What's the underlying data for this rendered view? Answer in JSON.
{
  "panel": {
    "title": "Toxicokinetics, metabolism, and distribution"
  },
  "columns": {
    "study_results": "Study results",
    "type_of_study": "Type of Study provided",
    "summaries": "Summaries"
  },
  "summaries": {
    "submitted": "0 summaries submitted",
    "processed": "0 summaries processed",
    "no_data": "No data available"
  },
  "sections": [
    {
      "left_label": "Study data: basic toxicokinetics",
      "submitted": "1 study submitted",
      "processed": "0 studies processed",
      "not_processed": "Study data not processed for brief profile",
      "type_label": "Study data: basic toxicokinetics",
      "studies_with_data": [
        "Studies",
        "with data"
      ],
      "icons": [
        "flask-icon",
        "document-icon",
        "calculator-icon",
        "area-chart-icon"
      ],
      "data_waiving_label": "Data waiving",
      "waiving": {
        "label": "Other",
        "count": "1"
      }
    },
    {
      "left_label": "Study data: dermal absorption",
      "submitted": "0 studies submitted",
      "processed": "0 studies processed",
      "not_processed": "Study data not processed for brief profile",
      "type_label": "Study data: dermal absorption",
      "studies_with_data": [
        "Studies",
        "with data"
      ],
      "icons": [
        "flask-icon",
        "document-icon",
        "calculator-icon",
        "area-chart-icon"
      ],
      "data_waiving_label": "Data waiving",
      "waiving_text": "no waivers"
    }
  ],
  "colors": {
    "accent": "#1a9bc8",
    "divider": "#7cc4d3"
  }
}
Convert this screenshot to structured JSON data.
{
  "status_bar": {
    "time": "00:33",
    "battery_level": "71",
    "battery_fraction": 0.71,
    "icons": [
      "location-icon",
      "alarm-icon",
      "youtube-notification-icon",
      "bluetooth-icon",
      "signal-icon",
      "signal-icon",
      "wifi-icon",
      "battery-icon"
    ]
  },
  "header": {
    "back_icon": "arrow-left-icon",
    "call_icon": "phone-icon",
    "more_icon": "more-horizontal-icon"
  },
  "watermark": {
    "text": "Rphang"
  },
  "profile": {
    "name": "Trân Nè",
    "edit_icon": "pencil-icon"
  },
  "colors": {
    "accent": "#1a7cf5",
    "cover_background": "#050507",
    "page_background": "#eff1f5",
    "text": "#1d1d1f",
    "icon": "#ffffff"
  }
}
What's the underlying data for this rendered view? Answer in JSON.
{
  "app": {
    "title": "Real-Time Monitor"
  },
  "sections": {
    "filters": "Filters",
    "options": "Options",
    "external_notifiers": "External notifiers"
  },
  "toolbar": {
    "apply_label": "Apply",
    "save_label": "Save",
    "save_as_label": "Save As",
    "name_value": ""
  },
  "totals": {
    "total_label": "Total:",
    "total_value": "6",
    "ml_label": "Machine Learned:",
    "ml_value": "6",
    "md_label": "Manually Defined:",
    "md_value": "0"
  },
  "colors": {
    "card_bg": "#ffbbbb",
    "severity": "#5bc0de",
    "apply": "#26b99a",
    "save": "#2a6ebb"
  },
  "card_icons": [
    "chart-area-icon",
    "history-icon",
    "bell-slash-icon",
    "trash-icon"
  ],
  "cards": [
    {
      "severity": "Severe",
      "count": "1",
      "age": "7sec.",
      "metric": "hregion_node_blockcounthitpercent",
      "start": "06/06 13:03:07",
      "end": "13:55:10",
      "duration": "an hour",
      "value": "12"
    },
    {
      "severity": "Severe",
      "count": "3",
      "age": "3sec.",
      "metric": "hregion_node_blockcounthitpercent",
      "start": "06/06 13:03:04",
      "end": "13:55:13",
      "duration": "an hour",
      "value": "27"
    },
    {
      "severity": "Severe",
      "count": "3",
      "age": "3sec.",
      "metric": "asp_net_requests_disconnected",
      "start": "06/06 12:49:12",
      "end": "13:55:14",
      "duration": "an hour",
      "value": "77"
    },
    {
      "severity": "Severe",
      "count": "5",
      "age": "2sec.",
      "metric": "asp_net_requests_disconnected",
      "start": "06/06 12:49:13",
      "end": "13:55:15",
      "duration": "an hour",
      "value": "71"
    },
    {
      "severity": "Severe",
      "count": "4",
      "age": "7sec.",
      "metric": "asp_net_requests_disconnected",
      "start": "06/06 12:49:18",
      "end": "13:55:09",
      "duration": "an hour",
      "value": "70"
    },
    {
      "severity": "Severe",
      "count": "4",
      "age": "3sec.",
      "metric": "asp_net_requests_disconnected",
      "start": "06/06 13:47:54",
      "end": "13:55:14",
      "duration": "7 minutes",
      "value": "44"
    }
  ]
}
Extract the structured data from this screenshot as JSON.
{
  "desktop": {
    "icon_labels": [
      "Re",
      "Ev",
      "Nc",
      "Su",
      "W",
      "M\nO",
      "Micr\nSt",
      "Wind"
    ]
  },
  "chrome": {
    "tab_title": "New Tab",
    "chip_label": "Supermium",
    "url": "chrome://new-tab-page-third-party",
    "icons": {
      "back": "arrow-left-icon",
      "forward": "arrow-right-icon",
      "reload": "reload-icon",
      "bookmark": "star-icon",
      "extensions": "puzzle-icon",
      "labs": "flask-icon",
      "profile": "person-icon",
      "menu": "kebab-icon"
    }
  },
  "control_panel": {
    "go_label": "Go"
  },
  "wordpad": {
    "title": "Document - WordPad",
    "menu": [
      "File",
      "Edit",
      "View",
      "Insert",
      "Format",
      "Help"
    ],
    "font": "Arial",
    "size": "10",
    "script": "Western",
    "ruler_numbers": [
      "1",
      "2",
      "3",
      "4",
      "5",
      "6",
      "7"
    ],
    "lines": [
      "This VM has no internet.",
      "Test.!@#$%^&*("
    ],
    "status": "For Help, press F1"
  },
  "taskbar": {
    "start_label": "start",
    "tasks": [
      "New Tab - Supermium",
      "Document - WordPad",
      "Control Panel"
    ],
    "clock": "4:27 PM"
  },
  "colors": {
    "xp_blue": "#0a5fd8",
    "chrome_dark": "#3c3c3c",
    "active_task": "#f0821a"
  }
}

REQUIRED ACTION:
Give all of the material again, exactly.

WRITTEN SOLUTION:
What's the underlying data for this rendered view? Answer in JSON.
{
  "panel": {
    "title": "Toxicokinetics, metabolism, and distribution"
  },
  "columns": {
    "study_results": "Study results",
    "type_of_study": "Type of Study provided",
    "summaries": "Summaries"
  },
  "summaries": {
    "submitted": "0 summaries submitted",
    "processed": "0 summaries processed",
    "no_data": "No data available"
  },
  "sections": [
    {
      "left_label": "Study data: basic toxicokinetics",
      "submitted": "1 study submitted",
      "processed": "0 studies processed",
      "not_processed": "Study data not processed for brief profile",
      "type_label": "Study data: basic toxicokinetics",
      "studies_with_data": [
        "Studies",
        "with data"
      ],
      "icons": [
        "flask-icon",
        "document-icon",
        "calculator-icon",
        "area-chart-icon"
      ],
      "data_waiving_label": "Data waiving",
      "waiving": {
        "label": "Other",
        "count": "1"
      }
    },
    {
      "left_label": "Study data: dermal absorption",
      "submitted": "0 studies submitted",
      "processed": "0 studies processed",
      "not_processed": "Study data not processed for brief profile",
      "type_label": "Study data: dermal absorption",
      "studies_with_data": [
        "Studies",
        "with data"
      ],
      "icons": [
        "flask-icon",
        "document-icon",
        "calculator-icon",
        "area-chart-icon"
      ],
      "data_waiving_label": "Data waiving",
      "waiving_text": "no waivers"
    }
  ],
  "colors": {
    "accent": "#1a9bc8",
    "divider": "#7cc4d3"
  }
}
Convert this screenshot to structured JSON data.
{
  "status_bar": {
    "time": "00:33",
    "battery_level": "71",
    "battery_fraction": 0.71,
    "icons": [
      "location-icon",
      "alarm-icon",
      "youtube-notification-icon",
      "bluetooth-icon",
      "signal-icon",
      "signal-icon",
      "wifi-icon",
      "battery-icon"
    ]
  },
  "header": {
    "back_icon": "arrow-left-icon",
    "call_icon": "phone-icon",
    "more_icon": "more-horizontal-icon"
  },
  "watermark": {
    "text": "Rphang"
  },
  "profile": {
    "name": "Trân Nè",
    "edit_icon": "pencil-icon"
  },
  "colors": {
    "accent": "#1a7cf5",
    "cover_background": "#050507",
    "page_background": "#eff1f5",
    "text": "#1d1d1f",
    "icon": "#ffffff"
  }
}
What's the underlying data for this rendered view? Answer in JSON.
{
  "app": {
    "title": "Real-Time Monitor"
  },
  "sections": {
    "filters": "Filters",
    "options": "Options",
    "external_notifiers": "External notifiers"
  },
  "toolbar": {
    "apply_label": "Apply",
    "save_label": "Save",
    "save_as_label": "Save As",
    "name_value": ""
  },
  "totals": {
    "total_label": "Total:",
    "total_value": "6",
    "ml_label": "Machine Learned:",
    "ml_value": "6",
    "md_label": "Manually Defined:",
    "md_value": "0"
  },
  "colors": {
    "card_bg": "#ffbbbb",
    "severity": "#5bc0de",
    "apply": "#26b99a",
    "save": "#2a6ebb"
  },
  "card_icons": [
    "chart-area-icon",
    "history-icon",
    "bell-slash-icon",
    "trash-icon"
  ],
  "cards": [
    {
      "severity": "Severe",
      "count": "1",
      "age": "7sec.",
      "metric": "hregion_node_blockcounthitpercent",
      "start": "06/06 13:03:07",
      "end": "13:55:10",
      "duration": "an hour",
      "value": "12"
    },
    {
      "severity": "Severe",
      "count": "3",
      "age": "3sec.",
      "metric": "hregion_node_blockcounthitpercent",
      "start": "06/06 13:03:04",
      "end": "13:55:13",
      "duration": "an hour",
      "value": "27"
    },
    {
      "severity": "Severe",
      "count": "3",
      "age": "3sec.",
      "metric": "asp_net_requests_disconnected",
      "start": "06/06 12:49:12",
      "end": "13:55:14",
      "duration": "an hour",
      "value": "77"
    },
    {
      "severity": "Severe",
      "count": "5",
      "age": "2sec.",
      "metric": "asp_net_requests_disconnected",
      "start": "06/06 12:49:13",
      "end": "13:55:15",
      "duration": "an hour",
      "value": "71"
    },
    {
      "severity": "Severe",
      "count": "4",
      "age": "7sec.",
      "metric": "asp_net_requests_disconnected",
      "start": "06/06 12:49:18",
      "end": "13:55:09",
      "duration": "an hour",
      "value": "70"
    },
    {
      "severity": "Severe",
      "count": "4",
      "age": "3sec.",
      "metric": "asp_net_requests_disconnected",
      "start": "06/06 13:47:54",
      "end": "13:55:14",
      "duration": "7 minutes",
      "value": "44"
    }
  ]
}
Extract the structured data from this screenshot as JSON.
{
  "desktop": {
    "icon_labels": [
      "Re",
      "Ev",
      "Nc",
      "Su",
      "W",
      "M\nO",
      "Micr\nSt",
      "Wind"
    ]
  },
  "chrome": {
    "tab_title": "New Tab",
    "chip_label": "Supermium",
    "url": "chrome://new-tab-page-third-party",
    "icons": {
      "back": "arrow-left-icon",
      "forward": "arrow-right-icon",
      "reload": "reload-icon",
      "bookmark": "star-icon",
      "extensions": "puzzle-icon",
      "labs": "flask-icon",
      "profile": "person-icon",
      "menu": "kebab-icon"
    }
  },
  "control_panel": {
    "go_label": "Go"
  },
  "wordpad": {
    "title": "Document - WordPad",
    "menu": [
      "File",
      "Edit",
      "View",
      "Insert",
      "Format",
      "Help"
    ],
    "font": "Arial",
    "size": "10",
    "script": "Western",
    "ruler_numbers": [
      "1",
      "2",
      "3",
      "4",
      "5",
      "6",
      "7"
    ],
    "lines": [
      "This VM has no internet.",
      "Test.!@#$%^&*("
    ],
    "status": "For Help, press F1"
  },
  "taskbar": {
    "start_label": "start",
    "tasks": [
      "New Tab - Supermium",
      "Document - WordPad",
      "Control Panel"
    ],
    "clock": "4:27 PM"
  },
  "colors": {
    "xp_blue": "#0a5fd8",
    "chrome_dark": "#3c3c3c",
    "active_task": "#f0821a"
  }
}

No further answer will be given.